**WHAT IS NEEDED:** Every line of the data must be copied exactly.

** Opening SUPPLIED DATA block **

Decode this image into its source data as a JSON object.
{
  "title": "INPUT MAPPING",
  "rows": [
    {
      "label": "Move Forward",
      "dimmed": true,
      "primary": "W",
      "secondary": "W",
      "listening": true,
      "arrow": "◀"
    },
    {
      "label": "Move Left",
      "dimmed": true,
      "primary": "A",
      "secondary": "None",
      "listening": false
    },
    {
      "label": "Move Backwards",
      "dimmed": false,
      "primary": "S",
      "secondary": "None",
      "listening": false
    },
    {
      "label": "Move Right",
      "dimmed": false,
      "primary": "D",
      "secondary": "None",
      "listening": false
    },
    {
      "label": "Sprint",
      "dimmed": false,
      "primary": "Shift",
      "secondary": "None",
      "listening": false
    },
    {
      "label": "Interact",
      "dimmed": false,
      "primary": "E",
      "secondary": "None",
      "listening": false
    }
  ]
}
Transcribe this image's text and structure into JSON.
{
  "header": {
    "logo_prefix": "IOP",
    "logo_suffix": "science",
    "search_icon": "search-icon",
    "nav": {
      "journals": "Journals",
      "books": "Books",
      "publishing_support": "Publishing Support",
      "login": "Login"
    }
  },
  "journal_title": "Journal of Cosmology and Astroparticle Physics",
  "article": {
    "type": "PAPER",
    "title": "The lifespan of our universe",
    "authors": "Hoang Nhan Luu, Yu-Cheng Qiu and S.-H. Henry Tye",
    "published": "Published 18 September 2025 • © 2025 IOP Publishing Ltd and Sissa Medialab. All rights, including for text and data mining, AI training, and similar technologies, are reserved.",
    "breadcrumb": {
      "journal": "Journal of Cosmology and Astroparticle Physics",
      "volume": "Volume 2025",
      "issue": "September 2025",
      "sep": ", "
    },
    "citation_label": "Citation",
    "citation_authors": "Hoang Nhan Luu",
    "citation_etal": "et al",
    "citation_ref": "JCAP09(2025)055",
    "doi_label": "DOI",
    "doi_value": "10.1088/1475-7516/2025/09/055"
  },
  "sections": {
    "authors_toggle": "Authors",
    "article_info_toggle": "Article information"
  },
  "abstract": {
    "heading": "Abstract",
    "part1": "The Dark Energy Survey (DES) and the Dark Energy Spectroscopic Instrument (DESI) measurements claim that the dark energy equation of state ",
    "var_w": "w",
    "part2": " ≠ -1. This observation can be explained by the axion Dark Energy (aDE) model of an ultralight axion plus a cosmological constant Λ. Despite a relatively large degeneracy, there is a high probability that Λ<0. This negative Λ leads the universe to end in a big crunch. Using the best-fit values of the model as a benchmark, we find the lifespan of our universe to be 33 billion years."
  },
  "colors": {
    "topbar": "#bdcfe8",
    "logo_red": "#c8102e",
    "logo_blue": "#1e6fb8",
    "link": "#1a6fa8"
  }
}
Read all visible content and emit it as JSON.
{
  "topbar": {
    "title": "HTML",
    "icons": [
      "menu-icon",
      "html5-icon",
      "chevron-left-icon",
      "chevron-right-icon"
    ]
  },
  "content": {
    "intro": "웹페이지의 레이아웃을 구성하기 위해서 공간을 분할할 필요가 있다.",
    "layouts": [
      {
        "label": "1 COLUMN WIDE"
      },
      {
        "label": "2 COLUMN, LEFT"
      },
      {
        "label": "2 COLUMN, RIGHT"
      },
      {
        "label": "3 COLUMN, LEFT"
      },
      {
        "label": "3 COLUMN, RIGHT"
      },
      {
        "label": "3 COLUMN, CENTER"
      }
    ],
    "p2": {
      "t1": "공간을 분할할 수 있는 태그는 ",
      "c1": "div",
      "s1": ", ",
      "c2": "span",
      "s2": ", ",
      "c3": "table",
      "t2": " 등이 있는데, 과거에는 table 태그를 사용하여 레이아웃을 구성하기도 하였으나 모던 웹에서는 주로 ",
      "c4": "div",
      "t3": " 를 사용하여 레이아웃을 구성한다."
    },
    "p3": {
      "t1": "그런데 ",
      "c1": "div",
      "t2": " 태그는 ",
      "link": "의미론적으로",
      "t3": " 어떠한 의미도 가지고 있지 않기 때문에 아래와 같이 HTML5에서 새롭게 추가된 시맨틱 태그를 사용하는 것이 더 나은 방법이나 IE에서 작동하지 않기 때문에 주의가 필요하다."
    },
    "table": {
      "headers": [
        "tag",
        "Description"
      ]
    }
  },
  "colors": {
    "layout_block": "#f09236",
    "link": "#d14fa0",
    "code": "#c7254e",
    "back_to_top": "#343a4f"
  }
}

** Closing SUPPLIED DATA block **

**RESULT:**
Decode this image into its source data as a JSON object.
{
  "title": "INPUT MAPPING",
  "rows": [
    {
      "label": "Move Forward",
      "dimmed": true,
      "primary": "W",
      "secondary": "W",
      "listening": true,
      "arrow": "◀"
    },
    {
      "label": "Move Left",
      "dimmed": true,
      "primary": "A",
      "secondary": "None",
      "listening": false
    },
    {
      "label": "Move Backwards",
      "dimmed": false,
      "primary": "S",
      "secondary": "None",
      "listening": false
    },
    {
      "label": "Move Right",
      "dimmed": false,
      "primary": "D",
      "secondary": "None",
      "listening": false
    },
    {
      "label": "Sprint",
      "dimmed": false,
      "primary": "Shift",
      "secondary": "None",
      "listening": false
    },
    {
      "label": "Interact",
      "dimmed": false,
      "primary": "E",
      "secondary": "None",
      "listening": false
    }
  ]
}
Transcribe this image's text and structure into JSON.
{
  "header": {
    "logo_prefix": "IOP",
    "logo_suffix": "science",
    "search_icon": "search-icon",
    "nav": {
      "journals": "Journals",
      "books": "Books",
      "publishing_support": "Publishing Support",
      "login": "Login"
    }
  },
  "journal_title": "Journal of Cosmology and Astroparticle Physics",
  "article": {
    "type": "PAPER",
    "title": "The lifespan of our universe",
    "authors": "Hoang Nhan Luu, Yu-Cheng Qiu and S.-H. Henry Tye",
    "published": "Published 18 September 2025 • © 2025 IOP Publishing Ltd and Sissa Medialab. All rights, including for text and data mining, AI training, and similar technologies, are reserved.",
    "breadcrumb": {
      "journal": "Journal of Cosmology and Astroparticle Physics",
      "volume": "Volume 2025",
      "issue": "September 2025",
      "sep": ", "
    },
    "citation_label": "Citation",
    "citation_authors": "Hoang Nhan Luu",
    "citation_etal": "et al",
    "citation_ref": "JCAP09(2025)055",
    "doi_label": "DOI",
    "doi_value": "10.1088/1475-7516/2025/09/055"
  },
  "sections": {
    "authors_toggle": "Authors",
    "article_info_toggle": "Article information"
  },
  "abstract": {
    "heading": "Abstract",
    "part1": "The Dark Energy Survey (DES) and the Dark Energy Spectroscopic Instrument (DESI) measurements claim that the dark energy equation of state ",
    "var_w": "w",
    "part2": " ≠ -1. This observation can be explained by the axion Dark Energy (aDE) model of an ultralight axion plus a cosmological constant Λ. Despite a relatively large degeneracy, there is a high probability that Λ<0. This negative Λ leads the universe to end in a big crunch. Using the best-fit values of the model as a benchmark, we find the lifespan of our universe to be 33 billion years."
  },
  "colors": {
    "topbar": "#bdcfe8",
    "logo_red": "#c8102e",
    "logo_blue": "#1e6fb8",
    "link": "#1a6fa8"
  }
}
Read all visible content and emit it as JSON.
{
  "topbar": {
    "title": "HTML",
    "icons": [
      "menu-icon",
      "html5-icon",
      "chevron-left-icon",
      "chevron-right-icon"
    ]
  },
  "content": {
    "intro": "웹페이지의 레이아웃을 구성하기 위해서 공간을 분할할 필요가 있다.",
    "layouts": [
      {
        "label": "1 COLUMN WIDE"
      },
      {
        "label": "2 COLUMN, LEFT"
      },
      {
        "label": "2 COLUMN, RIGHT"
      },
      {
        "label": "3 COLUMN, LEFT"
      },
      {
        "label": "3 COLUMN, RIGHT"
      },
      {
        "label": "3 COLUMN, CENTER"
      }
    ],
    "p2": {
      "t1": "공간을 분할할 수 있는 태그는 ",
      "c1": "div",
      "s1": ", ",
      "c2": "span",
      "s2": ", ",
      "c3": "table",
      "t2": " 등이 있는데, 과거에는 table 태그를 사용하여 레이아웃을 구성하기도 하였으나 모던 웹에서는 주로 ",
      "c4": "div",
      "t3": " 를 사용하여 레이아웃을 구성한다."
    },
    "p3": {
      "t1": "그런데 ",
      "c1": "div",
      "t2": " 태그는 ",
      "link": "의미론적으로",
      "t3": " 어떠한 의미도 가지고 있지 않기 때문에 아래와 같이 HTML5에서 새롭게 추가된 시맨틱 태그를 사용하는 것이 더 나은 방법이나 IE에서 작동하지 않기 때문에 주의가 필요하다."
    },
    "table": {
      "headers": [
        "tag",
        "Description"
      ]
    }
  },
  "colors": {
    "layout_block": "#f09236",
    "link": "#d14fa0",
    "code": "#c7254e",
    "back_to_top": "#343a4f"
  }
}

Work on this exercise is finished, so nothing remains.